This is one of the most recommended books for beginning one’s work on antiracism, so I worked through it in June. The book’s content was originally written as a 28-day Instagram challenge, and is thus brief with each chapter being only a few pages. The chapters are all structured similarly, first describing an aspect of white supremacy, then listing ways in which that aspect shows up, explaining why white readers need to look at that aspect, and ending with journaling prompts for the reader to reflect on how that aspect shows up in their own lives.
What is valuable (and challenging!) about this book is how it identifies the different aspects of cultural white supremacy and shows how they interact with each other to form a nearly impenetrable barrier for Black, Indigenous, and People of Color (BIPOC). In the first week, Saad covers White Privilege, White Fragility, Tone Policing, White Silence, White Superiority, and White Exceptionalism. Because white people tend to be fragile and uncomfortable about confronting their own privilege, and because white people put their own emotional needs above others, no conversation about race can occur (as well described in this article by Robin DiAngelo on “11 ways white America avoids taking responsibility for its racism”). If we can’t even talk about it, we certainly can’t do anything about it. As she puts it in a later chapter on Color Blindness,
“So often, white people see themselves as “raceless” or “normal”, with everyone else being a race or being other, that they fail to investigate how the idea of color blindness protects them from having to reflect on what it means to be white in a white supremacist society. When you refuse to look at color, you refuse to look at yourself as a person with white privilege.”
The third week’s content around Allyship was especially challenging for me, with its chapters on White Apathy, White Centering, Tokenism, White Saviorism, Optical Allyship, and Being Called Out/In. I uncomfortably resonated with Saad’s statement that “White apathy is the choice to stay in the warm and safe comfort of white supremacy and the privileges it affords” as I have been able to avoid antiracism work thus far due to my privilege and believing that not being actively racist was enough to make me a “good person”. As she adds later in the chapter, “There is no personal gain for people with white privilege to do this work and a lot to lose in terms of privilege and power.” And yet, if those of us with privilege and power do nothing, white supremacy will remain as the default.
I did appreciate Saad’s distinction that “allyship is not an identity but a practice”; in other words, I can’t be an ally, but can only seek to practice allyship consistently.
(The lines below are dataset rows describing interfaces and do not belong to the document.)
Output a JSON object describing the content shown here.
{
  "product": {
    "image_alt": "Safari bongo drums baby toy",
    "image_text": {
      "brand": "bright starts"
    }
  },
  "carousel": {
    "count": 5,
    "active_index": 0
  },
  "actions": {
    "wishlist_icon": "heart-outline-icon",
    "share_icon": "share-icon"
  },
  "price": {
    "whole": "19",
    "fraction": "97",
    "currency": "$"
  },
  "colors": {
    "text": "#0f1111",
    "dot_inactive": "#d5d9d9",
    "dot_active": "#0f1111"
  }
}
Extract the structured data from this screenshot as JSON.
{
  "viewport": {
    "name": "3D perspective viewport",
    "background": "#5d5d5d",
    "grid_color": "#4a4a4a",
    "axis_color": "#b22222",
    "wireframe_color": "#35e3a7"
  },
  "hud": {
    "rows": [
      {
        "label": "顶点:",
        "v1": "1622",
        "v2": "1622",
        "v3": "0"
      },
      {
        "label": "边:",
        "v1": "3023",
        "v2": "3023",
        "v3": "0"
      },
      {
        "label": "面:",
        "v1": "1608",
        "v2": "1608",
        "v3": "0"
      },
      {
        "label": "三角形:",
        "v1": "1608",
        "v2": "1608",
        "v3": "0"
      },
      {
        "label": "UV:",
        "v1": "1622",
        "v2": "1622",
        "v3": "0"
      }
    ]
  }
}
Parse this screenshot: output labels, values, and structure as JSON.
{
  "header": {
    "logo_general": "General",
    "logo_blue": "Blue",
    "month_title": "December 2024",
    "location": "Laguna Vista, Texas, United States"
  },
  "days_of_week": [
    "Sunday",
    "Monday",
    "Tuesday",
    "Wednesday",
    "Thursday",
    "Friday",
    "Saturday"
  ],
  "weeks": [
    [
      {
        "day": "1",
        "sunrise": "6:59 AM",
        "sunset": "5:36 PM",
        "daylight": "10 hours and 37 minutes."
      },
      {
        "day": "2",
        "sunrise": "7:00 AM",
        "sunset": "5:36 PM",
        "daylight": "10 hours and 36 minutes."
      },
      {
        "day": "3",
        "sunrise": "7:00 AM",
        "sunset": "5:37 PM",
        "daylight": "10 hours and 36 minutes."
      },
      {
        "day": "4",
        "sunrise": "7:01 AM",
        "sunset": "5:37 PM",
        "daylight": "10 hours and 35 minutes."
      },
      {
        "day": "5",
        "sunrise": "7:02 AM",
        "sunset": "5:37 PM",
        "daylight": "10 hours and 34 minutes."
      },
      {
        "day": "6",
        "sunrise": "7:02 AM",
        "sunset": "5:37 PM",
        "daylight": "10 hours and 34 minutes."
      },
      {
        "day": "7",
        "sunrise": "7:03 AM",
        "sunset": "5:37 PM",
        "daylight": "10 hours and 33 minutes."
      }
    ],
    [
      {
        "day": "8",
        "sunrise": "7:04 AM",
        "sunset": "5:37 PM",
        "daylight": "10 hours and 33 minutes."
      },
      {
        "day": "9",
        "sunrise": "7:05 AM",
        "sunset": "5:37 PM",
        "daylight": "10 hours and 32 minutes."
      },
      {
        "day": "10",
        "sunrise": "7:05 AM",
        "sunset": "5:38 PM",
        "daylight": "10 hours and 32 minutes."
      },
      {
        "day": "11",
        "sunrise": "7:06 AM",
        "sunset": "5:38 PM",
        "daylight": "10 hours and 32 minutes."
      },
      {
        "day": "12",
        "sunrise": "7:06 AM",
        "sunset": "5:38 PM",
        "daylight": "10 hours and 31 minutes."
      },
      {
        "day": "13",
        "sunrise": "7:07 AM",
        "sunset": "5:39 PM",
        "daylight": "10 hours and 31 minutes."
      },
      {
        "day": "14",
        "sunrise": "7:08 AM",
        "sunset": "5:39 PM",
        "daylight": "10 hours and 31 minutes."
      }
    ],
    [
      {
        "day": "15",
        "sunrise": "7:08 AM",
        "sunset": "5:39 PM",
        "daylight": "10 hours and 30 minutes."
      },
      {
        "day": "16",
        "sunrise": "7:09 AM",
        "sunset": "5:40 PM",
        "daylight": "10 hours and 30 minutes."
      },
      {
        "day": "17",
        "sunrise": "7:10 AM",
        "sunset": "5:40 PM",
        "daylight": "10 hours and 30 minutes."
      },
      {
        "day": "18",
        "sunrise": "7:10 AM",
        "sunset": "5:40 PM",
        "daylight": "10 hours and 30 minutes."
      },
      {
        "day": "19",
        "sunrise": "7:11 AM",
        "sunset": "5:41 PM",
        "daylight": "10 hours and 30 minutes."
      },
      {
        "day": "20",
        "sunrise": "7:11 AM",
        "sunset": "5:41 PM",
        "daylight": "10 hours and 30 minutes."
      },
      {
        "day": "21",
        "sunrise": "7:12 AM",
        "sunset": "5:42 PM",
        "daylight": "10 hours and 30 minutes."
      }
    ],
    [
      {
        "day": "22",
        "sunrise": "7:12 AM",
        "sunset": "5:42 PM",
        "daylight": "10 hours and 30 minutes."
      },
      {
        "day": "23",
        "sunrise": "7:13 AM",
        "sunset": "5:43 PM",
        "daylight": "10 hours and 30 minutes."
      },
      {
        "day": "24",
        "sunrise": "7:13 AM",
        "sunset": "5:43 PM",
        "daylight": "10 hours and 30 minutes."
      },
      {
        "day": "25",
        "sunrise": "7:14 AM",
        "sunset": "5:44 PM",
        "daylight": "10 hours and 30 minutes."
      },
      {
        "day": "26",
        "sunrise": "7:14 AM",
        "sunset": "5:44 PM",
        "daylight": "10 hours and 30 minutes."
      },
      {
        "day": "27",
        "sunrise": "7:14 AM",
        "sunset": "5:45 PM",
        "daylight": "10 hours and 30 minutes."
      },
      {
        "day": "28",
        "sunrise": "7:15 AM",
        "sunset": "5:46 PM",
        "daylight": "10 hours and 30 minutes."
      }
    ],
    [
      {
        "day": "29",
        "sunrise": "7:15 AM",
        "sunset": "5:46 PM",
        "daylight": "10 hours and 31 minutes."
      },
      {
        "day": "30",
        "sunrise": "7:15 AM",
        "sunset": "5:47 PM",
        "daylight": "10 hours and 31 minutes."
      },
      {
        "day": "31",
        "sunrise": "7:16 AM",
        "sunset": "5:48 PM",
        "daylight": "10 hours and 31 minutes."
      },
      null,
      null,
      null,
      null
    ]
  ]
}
She goes so far as to state that I can’t even judge whether I am practicing allyship, as only BIPOC can judge whether my practices are actually more in the realm of Tokenism or Optical Allyship or White Saviorism. She shares a definition of allyship as
- Taking on the struggle as your own
- Standing up, even when you feel scared
- Transferring the benefits of your privilege to those who lack it
In other words, if your allyship does not involve leaving your comfort zone and taking on risk, it’s probably not a true practice of allyship.
I felt a little lost after reading these chapters as I wanted to get out of White Apathy and practice allyship, but if I try to help Black people specifically, doesn’t that show up as Tokenism or Optical Allyship? And if I’m taking action as part of making myself feel better about practicing antiracism, isn’t that White Centering? So it helped when I got to the following quote at the end of the week:
“You will be called out/in as you do antiracism work. Making mistakes is how you learn and do better going forward. Being called out/in is not a deterrent to the work. It is part of the work. And there is no safety in this work. There has been no safety for BIPOC under white supremacy. … When (not if) you are called out/in, are you well-equipped enough to respond to it in a way that will help you learn and do better, or will you simply give in to white fragility and fall apart?”
I realized that my hesitations and doubts were me falling apart into White Fragility and Apathy and using perfectionism as a reason to avoid doing the work. Instead, the way forward is to start trying things, accept that I will get things wrong, and be willing to learn and grow from the experience. Or as I wrote on LinkedIn, do the work and do it in public.
Inspired by reading this book, I’ve started trying things that are a step out of my comfort zone, but I expect that each step will make it easier to take the next one. If you have thoughts or feedback for me, I aspire to this statement from that earlier Robin DiAngelo article: “I will take [feedback] any way I can get it. From my position of social, cultural, and institutional white power and privilege, I am perfectly safe and I can handle it. If I cannot handle it, it’s on me to build my racial stamina.”
I recommend Saad’s book if you want to understand the many different ways in which our culture reinforces white supremacy. Only by understanding and starting to confront these behaviors in ourselves can we start dismantling the cultural supremacy of whiteness.